What a K-Shaped Economic Recovery Means for Marketers

Economists today are busy rehearsing their ABCs. Pick up a copy of the Wall Street Journal or Financial Times, and you might encounter plenty of analysis on a U-, V-, or W-shaped economic recovery. The letters form a convenient way to convey predictions on the speed, direction, and rockiness of economic trajectories that might lead us out of the current recession.
It helps that these letters are easy to overlay on top of stock market and GDP charts.

But before you think these letters only serve as didactic tools, or paint the economy in broad strokes too large to matter for everyday business, consider this: these models allow policymakers to plan for various outcomes and help address the problems businesses face today. The subsidies businesses receive, or which monetary or taxing policies are adopted by governments, largely depend on their perception of what an economic recovery would look like.

In recent months, one “letter shape” path has emerged as a grave area of concern for economists, partly because recent trends have already started to draw out its unusual form. A K-shaped recovery describes an economy where large asset holders, big businesses, and high-net-worth individuals have an opportunity to thrive, while small businesses and regular wage earners continue to bear the brunt of economic decline.

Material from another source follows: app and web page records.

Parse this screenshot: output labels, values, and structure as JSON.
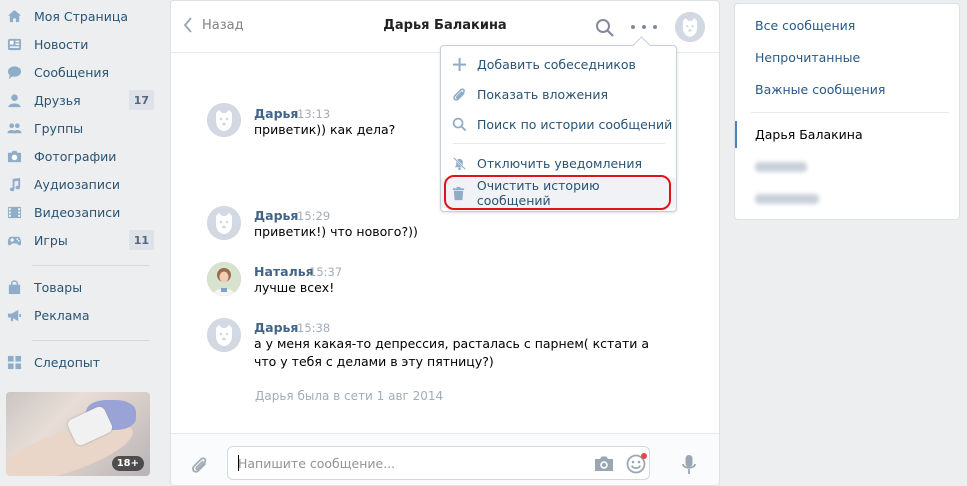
{
  "sidebar": {
    "items": [
      {
        "label": "Моя Страница",
        "icon": "home-icon"
      },
      {
        "label": "Новости",
        "icon": "news-icon"
      },
      {
        "label": "Сообщения",
        "icon": "messages-icon"
      },
      {
        "label": "Друзья",
        "icon": "friends-icon",
        "count": "17"
      },
      {
        "label": "Группы",
        "icon": "groups-icon"
      },
      {
        "label": "Фотографии",
        "icon": "camera-icon"
      },
      {
        "label": "Аудиозаписи",
        "icon": "music-icon"
      },
      {
        "label": "Видеозаписи",
        "icon": "video-icon"
      },
      {
        "label": "Игры",
        "icon": "gamepad-icon",
        "count": "11"
      },
      {
        "label": "Товары",
        "icon": "bag-icon"
      },
      {
        "label": "Реклама",
        "icon": "megaphone-icon"
      },
      {
        "label": "Следопыт",
        "icon": "apps-grid-icon"
      }
    ],
    "ad_badge": "18+"
  },
  "chat": {
    "back_label": "Назад",
    "peer_name": "Дарья Балакина",
    "messages": [
      {
        "author": "Дарья",
        "time": "13:13",
        "lines": [
          "приветик)) как дела?"
        ]
      },
      {
        "author": "Дарья",
        "time": "15:29",
        "lines": [
          "приветик!) что нового?))"
        ]
      },
      {
        "author": "Наталья",
        "time": "15:37",
        "lines": [
          "лучше всех!"
        ]
      },
      {
        "author": "Дарья",
        "time": "15:38",
        "lines": [
          "а у меня какая-то депрессия, расталась с парнем( кстати а",
          "что у тебя с делами в эту пятницу?)"
        ]
      }
    ],
    "last_seen": "Дарья была в сети 1 авг 2014",
    "composer_placeholder": "Напишите сообщение..."
  },
  "menu": {
    "items": [
      {
        "label": "Добавить собеседников",
        "icon": "plus-icon"
      },
      {
        "label": "Показать вложения",
        "icon": "paperclip-icon"
      },
      {
        "label": "Поиск по истории сообщений",
        "icon": "search-icon"
      },
      {
        "label": "Отключить уведомления",
        "icon": "bell-off-icon"
      },
      {
        "label": "Очистить историю сообщений",
        "icon": "trash-icon"
      }
    ],
    "highlight_color": "#e0131b"
  },
  "right_panel": {
    "filters": [
      "Все сообщения",
      "Непрочитанные",
      "Важные сообщения"
    ],
    "active_dialog": "Дарья Балакина"
  },
  "colors": {
    "link": "#285473",
    "author": "#42648b",
    "accent": "#5181b8"
  }
}
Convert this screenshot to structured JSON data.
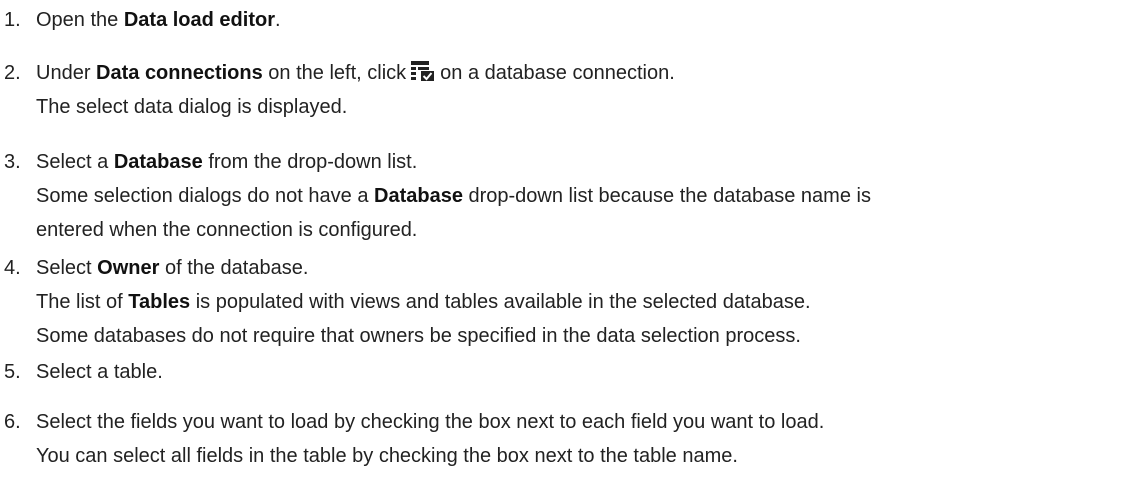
{
  "steps": [
    {
      "number": "1.",
      "segments": [
        {
          "text": "Open the "
        },
        {
          "text": "Data load editor",
          "bold": true
        },
        {
          "text": "."
        }
      ]
    },
    {
      "number": "2.",
      "segments_before_icon": [
        {
          "text": "Under "
        },
        {
          "text": "Data connections",
          "bold": true
        },
        {
          "text": " on the left, click"
        }
      ],
      "icon": "select-data-icon",
      "after_icon": "on a database connection.",
      "result": "The select data dialog is displayed."
    },
    {
      "number": "3.",
      "segments": [
        {
          "text": "Select a "
        },
        {
          "text": "Database",
          "bold": true
        },
        {
          "text": " from the drop-down list."
        }
      ],
      "note_line1": [
        {
          "text": "Some selection dialogs do not have a "
        },
        {
          "text": "Database",
          "bold": true
        },
        {
          "text": " drop-down list because the database name is"
        }
      ],
      "note_line2": "entered when the connection is configured."
    },
    {
      "number": "4.",
      "segments": [
        {
          "text": "Select "
        },
        {
          "text": "Owner",
          "bold": true
        },
        {
          "text": " of the database."
        }
      ],
      "note_line1": [
        {
          "text": "The list of "
        },
        {
          "text": "Tables",
          "bold": true
        },
        {
          "text": " is populated with views and tables available in the selected database."
        }
      ],
      "note_line2": "Some databases do not require that owners be specified in the data selection process."
    },
    {
      "number": "5.",
      "text": "Select a table."
    },
    {
      "number": "6.",
      "text": "Select the fields you want to load by checking the box next to each field you want to load.",
      "note": "You can select all fields in the table by checking the box next to the table name."
    }
  ]
}
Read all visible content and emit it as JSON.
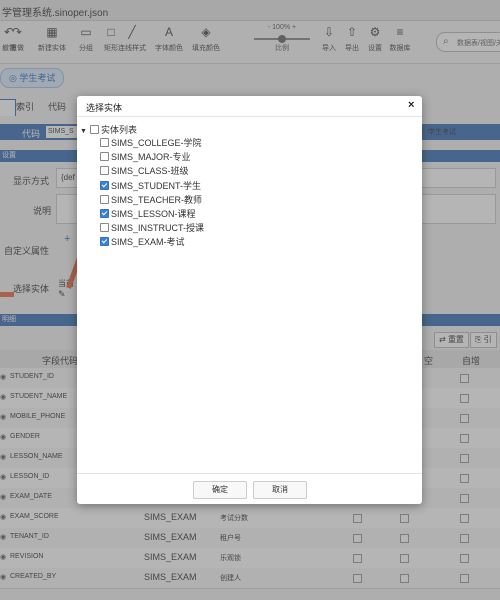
{
  "window": {
    "title": "学管理系统.sinoper.json"
  },
  "toolbar": {
    "items": [
      {
        "icon": "undo-icon",
        "glyph": "↶",
        "label": "撤销"
      },
      {
        "icon": "redo-icon",
        "glyph": "↷",
        "label": "重做"
      },
      {
        "icon": "add-entity-icon",
        "glyph": "▦",
        "label": "新建实体"
      },
      {
        "icon": "group-icon",
        "glyph": "▭",
        "label": "分组"
      },
      {
        "icon": "rect-icon",
        "glyph": "□",
        "label": "矩形"
      },
      {
        "icon": "edge-style-icon",
        "glyph": "╱",
        "label": "连线样式"
      },
      {
        "icon": "font-color-icon",
        "glyph": "A",
        "label": "字体颜色"
      },
      {
        "icon": "fill-color-icon",
        "glyph": "◈",
        "label": "填充颜色"
      }
    ],
    "zoom": {
      "value_label": "- 100% +",
      "caption": "比例",
      "level_percent": 100
    },
    "right_items": [
      {
        "icon": "import-icon",
        "glyph": "⇩",
        "label": "导入"
      },
      {
        "icon": "export-icon",
        "glyph": "⇧",
        "label": "导出"
      },
      {
        "icon": "settings-icon",
        "glyph": "⚙",
        "label": "设置"
      },
      {
        "icon": "database-icon",
        "glyph": "≡",
        "label": "数据库"
      }
    ],
    "search_placeholder": "数据表/视图/关"
  },
  "entity_tab": {
    "label": "学生考试"
  },
  "subtabs": {
    "index": "索引",
    "code": "代码"
  },
  "form": {
    "code_label": "代码",
    "code_value": "SIMS_S",
    "code_right": "学生考试",
    "section_settings": "设置",
    "display_label": "显示方式",
    "display_value": "{def",
    "desc_label": "说明",
    "custom_label": "自定义属性",
    "select_entity_label": "选择实体",
    "select_entity_value": "当前"
  },
  "grid": {
    "section_title": "明细",
    "tools": {
      "btn_reset": "重置",
      "btn_quote": "引"
    },
    "headers": {
      "field_code": "字段代码",
      "empty": "空",
      "auto_inc": "自增"
    },
    "rows": [
      {
        "name": "STUDENT_ID",
        "entity": "",
        "comment": ""
      },
      {
        "name": "STUDENT_NAME",
        "entity": "",
        "comment": ""
      },
      {
        "name": "MOBILE_PHONE",
        "entity": "",
        "comment": ""
      },
      {
        "name": "GENDER",
        "entity": "",
        "comment": ""
      },
      {
        "name": "LESSON_NAME",
        "entity": "",
        "comment": ""
      },
      {
        "name": "LESSON_ID",
        "entity": "",
        "comment": ""
      },
      {
        "name": "EXAM_DATE",
        "entity": "",
        "comment": ""
      },
      {
        "name": "EXAM_SCORE",
        "entity": "SIMS_EXAM",
        "comment": "考试分数"
      },
      {
        "name": "TENANT_ID",
        "entity": "SIMS_EXAM",
        "comment": "租户号"
      },
      {
        "name": "REVISION",
        "entity": "SIMS_EXAM",
        "comment": "乐观锁"
      },
      {
        "name": "CREATED_BY",
        "entity": "SIMS_EXAM",
        "comment": "创建人"
      }
    ]
  },
  "modal": {
    "title": "选择实体",
    "close": "×",
    "root_label": "实体列表",
    "items": [
      {
        "label": "SIMS_COLLEGE-学院",
        "checked": false
      },
      {
        "label": "SIMS_MAJOR-专业",
        "checked": false
      },
      {
        "label": "SIMS_CLASS-班级",
        "checked": false
      },
      {
        "label": "SIMS_STUDENT-学生",
        "checked": true
      },
      {
        "label": "SIMS_TEACHER-教师",
        "checked": false
      },
      {
        "label": "SIMS_LESSON-课程",
        "checked": true
      },
      {
        "label": "SIMS_INSTRUCT-授课",
        "checked": false
      },
      {
        "label": "SIMS_EXAM-考试",
        "checked": true
      }
    ],
    "ok_label": "确定",
    "cancel_label": "取消"
  },
  "colors": {
    "accent": "#3a6fb6",
    "arrow": "#e8663c",
    "checkbox_on": "#3b82d9"
  }
}
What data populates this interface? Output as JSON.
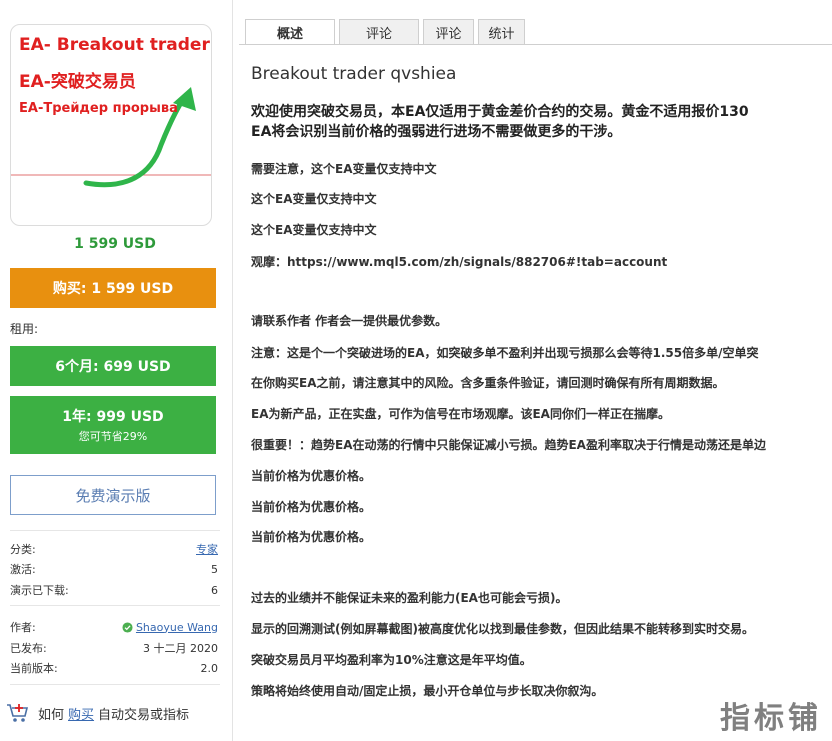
{
  "card": {
    "line1": "EA- Breakout trader",
    "line2": "EA-突破交易员",
    "line3": "EA-Трейдер прорыва"
  },
  "price": "1 599 USD",
  "buy_label": "购买: 1 599 USD",
  "rent_label": "租用:",
  "rent6_label": "6个月: 699 USD",
  "rent12_label": "1年: 999 USD",
  "rent12_sub": "您可节省29%",
  "demo_label": "免费演示版",
  "info": {
    "category_label": "分类:",
    "category_value": "专家",
    "activations_label": "激活:",
    "activations_value": "5",
    "downloads_label": "演示已下载:",
    "downloads_value": "6",
    "author_label": "作者:",
    "author_value": "Shaoyue Wang",
    "published_label": "已发布:",
    "published_value": "3 十二月 2020",
    "version_label": "当前版本:",
    "version_value": "2.0"
  },
  "howto": {
    "prefix": "如何",
    "link": "购买",
    "suffix": "自动交易或指标"
  },
  "tabs": [
    "概述",
    "评论",
    "评论",
    "统计"
  ],
  "main": {
    "title": "Breakout trader qvshiea",
    "intro_1": "欢迎使用突破交易员，本EA仅适用于黄金差价合约的交易。黄金不适用报价130",
    "intro_2": "EA将会识别当前价格的强弱进行进场不需要做更多的干涉。",
    "paragraphs": [
      "需要注意，这个EA变量仅支持中文",
      "这个EA变量仅支持中文",
      "这个EA变量仅支持中文",
      "观摩：https://www.mql5.com/zh/signals/882706#!tab=account",
      "请联系作者 作者会一提供最优参数。",
      "注意：这是个一个突破进场的EA，如突破多单不盈利并出现亏损那么会等待1.55倍多单/空单突",
      "在你购买EA之前，请注意其中的风险。含多重条件验证，请回测时确保有所有周期数据。",
      "EA为新产品，正在实盘，可作为信号在市场观摩。该EA同你们一样正在揣摩。",
      "很重要！：趋势EA在动荡的行情中只能保证减小亏损。趋势EA盈利率取决于行情是动荡还是单边",
      "当前价格为优惠价格。",
      "当前价格为优惠价格。",
      "当前价格为优惠价格。",
      "过去的业绩并不能保证未来的盈利能力(EA也可能会亏损)。",
      "显示的回溯测试(例如屏幕截图)被高度优化以找到最佳参数，但因此结果不能转移到实时交易。",
      "突破交易员月平均盈利率为10%注意这是年平均值。",
      "策略将始终使用自动/固定止损，最小开仓单位与步长取决你叙沟。"
    ]
  },
  "watermark": "指标铺",
  "colors": {
    "accent_orange": "#e8900f",
    "accent_green": "#3cb043",
    "price_green": "#2e9a3a",
    "link_blue": "#3768b0",
    "card_red": "#e02020"
  }
}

For marketers, this demands a call to action. As the disconnect between big businesses and customers grows, the potential for missing the mark through messaging increases. Here are three tips to keep your marketing efforts relevant, useful, and aligned with the interests of consumers.

Demonstrate Value

For a simple demonstration of a K-shaped recovery, compare the all-time record-breaking highs of the S&P 500 with current unemployment figures. Or compare the decisions facing the global investment firm BlackRock — that recently announced a $156 billion “dry powder” fund ready to invest in depreciated assets such as shares, properties, and loans — versus those which will have to be made by the 70% of Americans with less than $1000 in savings.

With less discretionary income, consumers will need to stretch their dollar and make sure every purchase counts. It has never been more critical to demonstrate the value of products, and to consider rethinking the balance between aspirational and lifestyle advertising and more direct, value-first advertising.

Be Outspoken

The diverging paths of the K-shaped recovery are stark, and could continue to grow if left unchecked. But while the disconnect between the stock market and the everyday health of the economy might be startling, it’s not so hard to grasp considering how giants like Amazon and Uber are in an ideal scenario — amidst struggling brick-and-mortar retail and decreased use of public transportation — to thrive.

Brands should not be afraid to confront these hard realities, as they will soon take hold of the public conversation just as other social causes — including climate change and racial equity — came to the forefront during the pandemic. Brands should speak out on inequality with the same energy they have dedicated to other causes. They should see it as an opportunity to connect to consumers and create more authentic brands.

This can extend further when your brand uses its platform to educate consumers through content, and when corporate social responsibility demonstrates a genuine interest in helping a struggling workforce.

Influence Values for the Better

The deceptiveness of a K-shaped recovery is that, by definition, it can’t last long. With reductions in consumer buying power affecting all kinds of businesses in the long term, living in an unequal society is simply bad for business. When essential workers can’t afford housing close to the cities they serve, or when the average worker can’t afford discretionary spending on travel, restaurants, and entertainment, entire businesses, industries, and cities face collapse.

In this sense, we are all, actually, “in it together,” as too many commercials have reminded us. But this messaging is only good as long as people believe it. Fortunately for marketers, here lies the key to making a difference: changing what people believe in.
Advertising has long played a role in determining the values of American society, from shaping the definition of the nuclear family to defining our aspirations for products and lifestyles. Is it time to use advertising to redefine what success is – in finding purpose in our lives, our families, our communities? In finding common ground between brands and consumers to be united not just by a product or service, but by values? Yes, we’re here to sell, but we’re also here to make connections with consumers and do good business by doing good.

Many marketers took on the moral responsibility of helping promote the recommended social, health, and communications guidelines presented by the CDC and World Health Organization during the pandemic. In the future, they should continue taking on the moral responsibility of building a more equitable world by using their platform to pose these questions and provide actionable solutions. While a K-shaped recovery could widen the gap between businesses and their customers, there’s an opportunity for brands to bridge the chasm by focusing on what consumers need right now – value in product, but also shared values with brands and their communities.